Guest Blogger and long-time Council friend, Bob W. presents Part 32 of a series dealing with Alcoholism and Addiction from a Mystical, Mythological Perspective, reflecting Bob’s scholarly work as a Ph.D. in mythological studies.
In the mythos of the Greek experience in history, the fundamental tragic flaw was hubris, debilitating self-pride. The heroes in many stories became so exalted in their activities that they assumed qualities and stature resembling the gods, at least to themselves, men like Achilles, Agamemnon, Icarus, Lucifer, Midas, Odysseus, Oedipus, to name a few. Their behavior eventually angered the gods so much that they were crushed with serious accidents or defeats, events that were their ignominious downfalls.
For some of us with the disease of alcoholism, where the descent into the depths of the disease occurred a bit later in life, our earlier lives may have been parallels to these ancient heroes, full of ascents and achievements that were reminiscent of them, if a bit less laudatory.
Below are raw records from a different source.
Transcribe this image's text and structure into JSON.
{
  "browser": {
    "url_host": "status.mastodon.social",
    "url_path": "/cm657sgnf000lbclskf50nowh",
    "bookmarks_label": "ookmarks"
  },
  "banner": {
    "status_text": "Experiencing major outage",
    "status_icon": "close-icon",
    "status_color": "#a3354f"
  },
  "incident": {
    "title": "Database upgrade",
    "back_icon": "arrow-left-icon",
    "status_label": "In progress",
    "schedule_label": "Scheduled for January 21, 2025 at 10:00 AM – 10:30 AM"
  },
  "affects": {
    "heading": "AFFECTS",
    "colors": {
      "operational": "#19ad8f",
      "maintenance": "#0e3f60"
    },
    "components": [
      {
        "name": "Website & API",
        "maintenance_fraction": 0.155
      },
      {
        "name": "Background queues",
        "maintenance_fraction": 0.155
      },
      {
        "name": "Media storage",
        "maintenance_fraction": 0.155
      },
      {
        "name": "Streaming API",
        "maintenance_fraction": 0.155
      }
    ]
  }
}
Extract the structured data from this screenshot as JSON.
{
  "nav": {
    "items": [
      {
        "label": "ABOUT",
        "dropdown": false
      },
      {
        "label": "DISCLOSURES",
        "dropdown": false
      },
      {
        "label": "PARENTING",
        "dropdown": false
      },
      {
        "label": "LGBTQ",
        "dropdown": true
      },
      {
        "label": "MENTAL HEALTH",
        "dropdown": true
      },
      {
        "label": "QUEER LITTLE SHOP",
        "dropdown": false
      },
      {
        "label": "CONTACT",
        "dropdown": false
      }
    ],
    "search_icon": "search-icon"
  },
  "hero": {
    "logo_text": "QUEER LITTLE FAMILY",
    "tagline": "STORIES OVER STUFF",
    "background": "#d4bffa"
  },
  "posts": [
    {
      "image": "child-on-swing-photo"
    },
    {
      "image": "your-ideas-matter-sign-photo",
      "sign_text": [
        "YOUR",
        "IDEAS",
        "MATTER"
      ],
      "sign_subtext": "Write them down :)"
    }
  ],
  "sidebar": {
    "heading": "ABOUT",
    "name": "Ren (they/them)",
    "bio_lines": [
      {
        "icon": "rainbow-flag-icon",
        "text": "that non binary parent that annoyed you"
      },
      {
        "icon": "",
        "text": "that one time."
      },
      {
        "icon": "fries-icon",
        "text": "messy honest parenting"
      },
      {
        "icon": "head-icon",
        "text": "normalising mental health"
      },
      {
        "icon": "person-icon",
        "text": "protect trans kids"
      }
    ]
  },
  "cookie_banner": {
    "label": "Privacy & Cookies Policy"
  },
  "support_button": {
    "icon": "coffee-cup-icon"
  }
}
Many of us were born into families of stature but devoid of love and nurture. We learned early on to strive to achieve with relentless determination, surpassing everyone’s expectations but with little concern for others. We learned to play by the rules until we figured out which rules could be broken without consequences. Our budding narcissism grew to the point where family and friends were only good for furthering our own selfish needs; abuse became the norm.
Alcohol was always a release, but the pressure of the world we were creating made the medicating effects of alcohol, in increasingly absurd quantities, more and more necessary. We found comfort, however fleeting, in dark walnut-paneled sanctuaries, with altars of gleaming bottles and brightly colored spirits, and with aromas as intoxicating as incense to a monk, sanctuaries where we could worship in Dionysian revelry for hours on end. We found companionship in supple, amply-endowed, if anonymous, counterparts who were only an ATM away. Our behaviors in these activities increased over time until they were nothing more than a rapidly accelerating descent into ugliness and depravity…and, eventually, into a state of “pitiful and incomprehensible demoralization.”
Like many of the Greek heroes, our wallowing in the “ignominy of defeat” led only to a desperate search for redemption. Struggling with the torment of our behaviors, we finally succumbed to the dictum of “doing whatever it takes.” We entered the “rooms” and sought the fellowship of recovery. As difficult as was the separation from the medication and the behaviors that precipitated their consumption, the discovery of the Fellowship and its “prescription for living” became increasingly glorious.
In the later stages of his journey, Odysseus was stripped of everything and landed naked and broken on Scheria. He told his story to the assembled in the palace of King Alcinos, was granted asylum, and then fitted out for the final journey to Ithaca, his home. It is here he finally achieved all his heart could have wanted under the guidance of the goddess Athena. All of us find that life in the journey to Recovery is very much like that…glorious in a place on the Earth that has all the wonders of a palace which has been built with the grace of our Higher Power.